And the "big" machine-shop there in Macedon as well. Minimum wage to sit there and feed blanks, you must be able to change tooling and make minor adjustments in G-code... for minimum wage and it's "only" a sixty day assignment.

The electronics company here in town wants wire-steakers and harness assemblers but they aren't willing to train. I saw the opening when I was at DOL last week, DOL told me right then and there not to apply because they only wanted people with years of experience.

The board-level manufacturing place down in Newark is the same way, they told me not to bother applying there either as I have no experience.

I was turned away from a chemical plant in Williamson... I have bottling line experience like they want (worked in a bottling plant when I was in College) but I don't have the right sort of forklift certification. Not many people do, as most people are trained on forklifts on the job, not through the BOCES/Extension School OSHA program.

What I'm getting at is I want to work, but there are significant enviromental obsticles in my way. My bills require payment full-time, they don't go away when the employment contract runs out. I need something LONG TERM, not a 30-day assignment. I would be willing to work a 30-day assignment provided you turn around and have something else ready at the conclusion... but bitter experience shows that there is often a month or more between assignments and that requires twice daily calls to whatever agency(s) you are signed with.

Question for those of you still reading: Is it like this everywhere or is this just this region? I can't believe that the entire nation runs on a disposible contract labor mentality like Upstate New York does.

brian Rupnow
01-09-2009, 03:27 PM
Damn man, Its like that everywhere in North America. It ain't particular to upstate New York!!!

Alistair Hosie
01-09-2009, 04:57 PM
Sorry to heaR that Tony I hope things improve soon God Bless Alistair

Weston Bye
01-09-2009, 06:58 PM
They just had another round of layoffs at the Tier II where I work. The survivors got a 5% pay cut. I am still there, but... things still look bleak.

I feel like a cannon on a 17th century man-of-war. When the battle was going badly and the only option was to turn and run, or the ship was taking on water, it was not unusual to throw the guns over the side to lighten the ship for more speed or to keep from sinking.

George Bulliss
01-09-2009, 09:34 PM
I stopped into a friendís garage-shop today at lunch to return some borrowed items and of course the talk turned to the state of the local shops. He told me about two that recently went under and I clued him into two others that I knew about. And this is a small town. We have had shops closing for the last five years up here a on the fringes of the Detroit supply chain. At the start of the recent downturn, the only shops left here were the well run, efficient shops, and now they are starting to drop.

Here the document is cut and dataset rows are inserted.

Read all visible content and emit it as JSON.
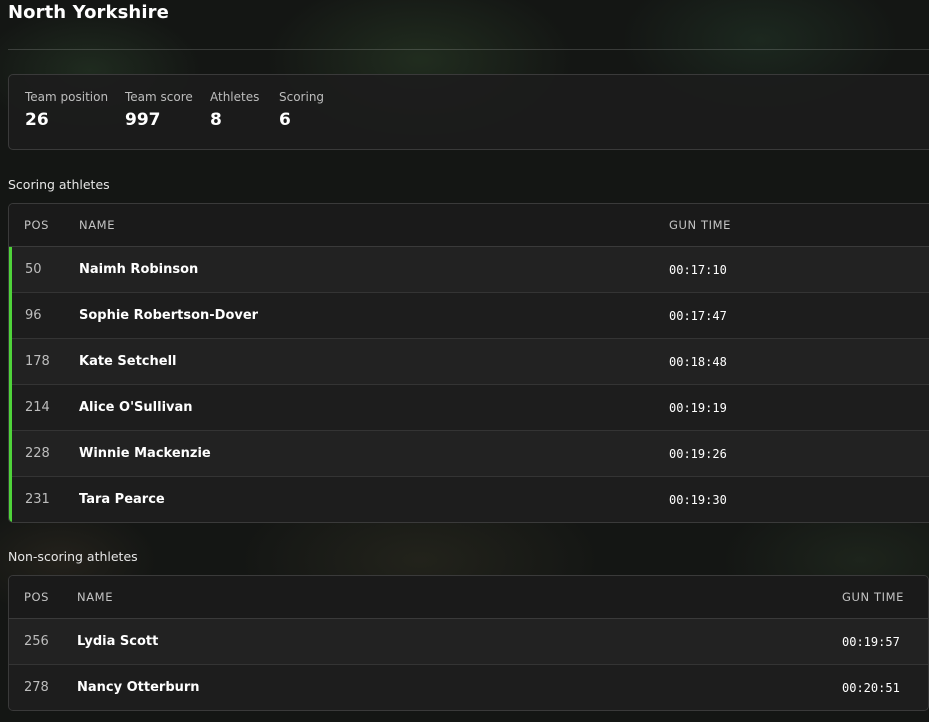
{
  "page": {
    "title": "North Yorkshire"
  },
  "summary": {
    "team_position": {
      "label": "Team position",
      "value": "26"
    },
    "team_score": {
      "label": "Team score",
      "value": "997"
    },
    "athletes": {
      "label": "Athletes",
      "value": "8"
    },
    "scoring": {
      "label": "Scoring",
      "value": "6"
    }
  },
  "scoring_section": {
    "heading": "Scoring athletes",
    "columns": {
      "pos": "POS",
      "name": "NAME",
      "gun_time": "GUN TIME"
    },
    "rows": [
      {
        "pos": "50",
        "name": "Naimh Robinson",
        "gun_time": "00:17:10"
      },
      {
        "pos": "96",
        "name": "Sophie Robertson-Dover",
        "gun_time": "00:17:47"
      },
      {
        "pos": "178",
        "name": "Kate Setchell",
        "gun_time": "00:18:48"
      },
      {
        "pos": "214",
        "name": "Alice O'Sullivan",
        "gun_time": "00:19:19"
      },
      {
        "pos": "228",
        "name": "Winnie Mackenzie",
        "gun_time": "00:19:26"
      },
      {
        "pos": "231",
        "name": "Tara Pearce",
        "gun_time": "00:19:30"
      }
    ]
  },
  "non_scoring_section": {
    "heading": "Non-scoring athletes",
    "columns": {
      "pos": "POS",
      "name": "NAME",
      "gun_time": "GUN TIME"
    },
    "rows": [
      {
        "pos": "256",
        "name": "Lydia Scott",
        "gun_time": "00:19:57"
      },
      {
        "pos": "278",
        "name": "Nancy Otterburn",
        "gun_time": "00:20:51"
      }
    ]
  },
  "colors": {
    "scoring_accent": "#4fd33a",
    "card_background": "#1f1f1f",
    "border": "#3a3a3a"
  }
}
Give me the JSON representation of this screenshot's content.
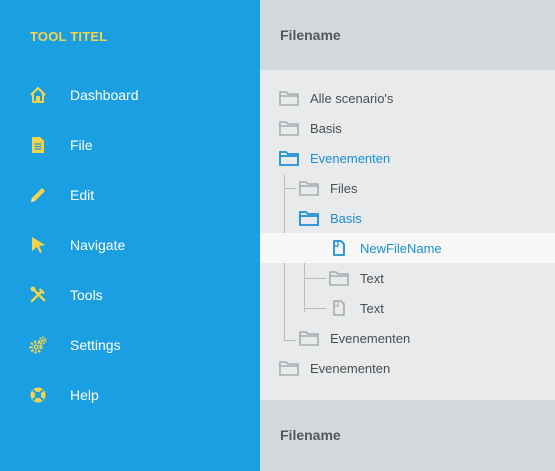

These are highly skilled workers, making a decent middle class income that are being turned loose into a work environment with no options. And what gets me is, you only find out about it when you drive by and notice that the shop has not been plowed in over a month. Up here in the retirement belt, no one really cares that manufacturing is disappearing, perhaps forever.


01-09-2009, 09:48 PM
Sorry to hear it Tony,times are rough right now.

Things here are still moving,heavy construction,oilfield shops and gravel mining are still going,mostly on multi-year projects that have the financing already secured.